"It’s not helpful to anyone’s cause," Weintz said. "It seems to be some opponents are absolutely bent on undermining the credibility of the entire system. The fact of the matter is this grading system, regardless of whether or not you believe it should have been put together differently, is the law."
Regardless, apparently, of whether or not the grading system actually reflects anything real.
Then, just two days ago, Dr. Gary Johnson, Director of Special Education Advocacy and Instruction at the Early Life Child Psychology and Education Center in Utah, testified before the Wisconsin State Legislature -- and said that the tests associated with the new Common Core Learning Standards amount to "cognitive child abuse." The exams, he said, have little in the way of norming or peer review, and no validation studies -- meaning that using the scores to evaluate anything would be questionable, but using them to draw conclusions on the success or failure of schools is downright absurd. "The US Department of Education's testing policies are like The Wild Wild West," Johnson said. "They are doing what they want with no accountability, no constraints, and no oversight."

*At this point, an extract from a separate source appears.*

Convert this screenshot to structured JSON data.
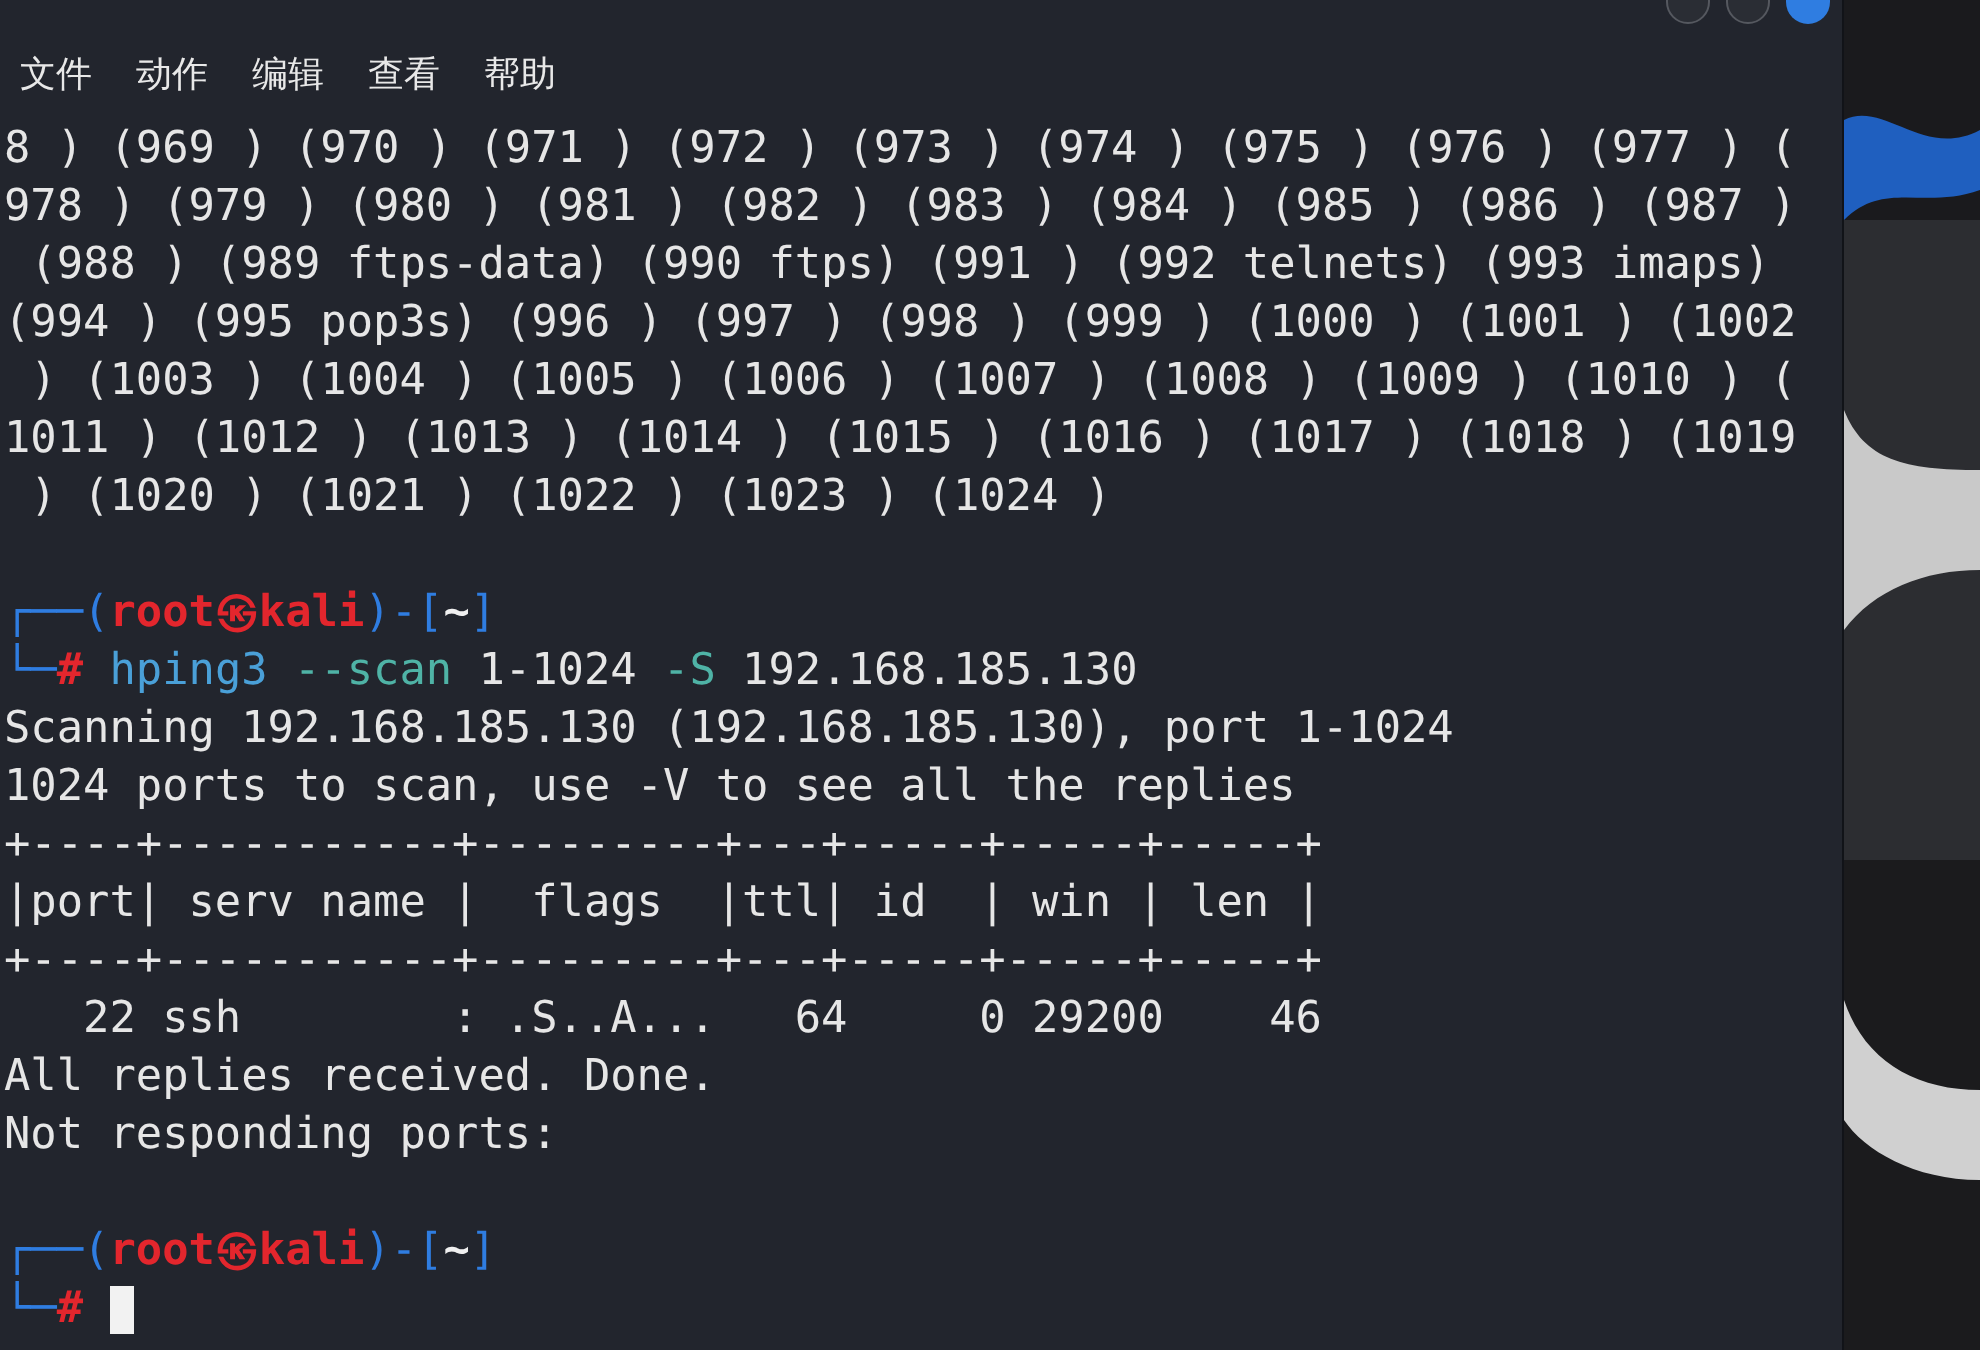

Here in my home state of New York, the backlash against the people who put us in our current predicament has been so strong that there have been demands that Commissioner of Education John King resign -- the latest from the New York State Allies for Public Education.

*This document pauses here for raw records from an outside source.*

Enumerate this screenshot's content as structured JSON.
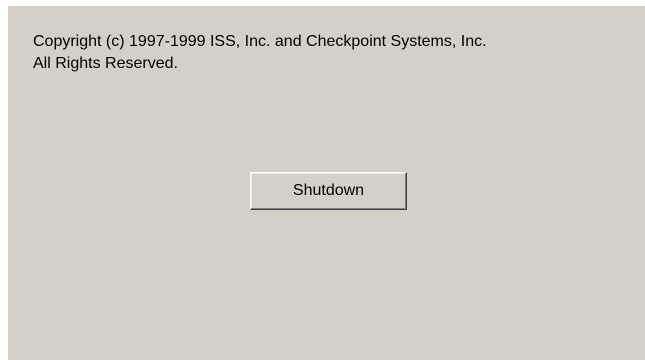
{
  "copyright": {
    "line1": "Copyright (c) 1997-1999 ISS, Inc. and Checkpoint Systems, Inc.",
    "line2": "All Rights Reserved."
  },
  "actions": {
    "shutdown_label": "Shutdown"
  },
  "colors": {
    "panel_background": "#d4d0c8",
    "page_background": "#ffffff",
    "text": "#000000"
  }
}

Troubled times, these. It's easy to lose hope, and heaven knows my morale lately has been at its lowest since I can remember. But there are signs that the tide might be turning. My post last week about the lack of trust in educators got hits from all over New York State, and beyond -- and responses that included support from principals, superintendents, and school board members. As a result of what I wrote, I've been invited to be part of a regional panel that will look at the teacher evaluation model, and other current issues in education. All around me, I see people organizing, participating in peaceful resistance, speaking their minds and refusing to be silenced.
And perhaps this will, finally, be enough to turn things around. Maybe we can break the stranglehold on education wielded by the top-down micromanagers, the b-b stackers in the state and federal departments of education who have never taught a day in their lives, but who think they know best how to educate children and evaluate teachers. This is not a fight against accountability, as it has been characterized by the besieged politicians who still support the current model, and who are (sadly) still in charge of crafting educational policy; this is a demand for reasonable accountability, for an approach to education that gives every child a chance to excel, for assessments that generate statistics which actually mean something.

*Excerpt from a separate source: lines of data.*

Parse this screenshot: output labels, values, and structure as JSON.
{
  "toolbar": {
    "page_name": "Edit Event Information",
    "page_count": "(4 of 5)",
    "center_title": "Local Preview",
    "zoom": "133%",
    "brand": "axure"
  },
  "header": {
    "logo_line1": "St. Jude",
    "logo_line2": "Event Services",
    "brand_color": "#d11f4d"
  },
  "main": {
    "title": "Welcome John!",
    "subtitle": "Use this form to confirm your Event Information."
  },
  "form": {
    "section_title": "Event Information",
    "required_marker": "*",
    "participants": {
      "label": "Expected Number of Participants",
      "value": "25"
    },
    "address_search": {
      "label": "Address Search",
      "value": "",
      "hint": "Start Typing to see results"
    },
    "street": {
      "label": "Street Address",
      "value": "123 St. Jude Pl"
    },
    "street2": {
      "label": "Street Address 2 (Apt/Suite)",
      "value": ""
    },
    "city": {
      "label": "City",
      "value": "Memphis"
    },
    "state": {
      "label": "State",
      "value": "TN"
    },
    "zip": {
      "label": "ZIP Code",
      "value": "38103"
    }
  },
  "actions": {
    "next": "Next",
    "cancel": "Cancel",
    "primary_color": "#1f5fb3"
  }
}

So I'm trying to stay optimistic, here, and toward that end I keep telling myself, over and over, that wonderful quote from Mohandas Gandhi: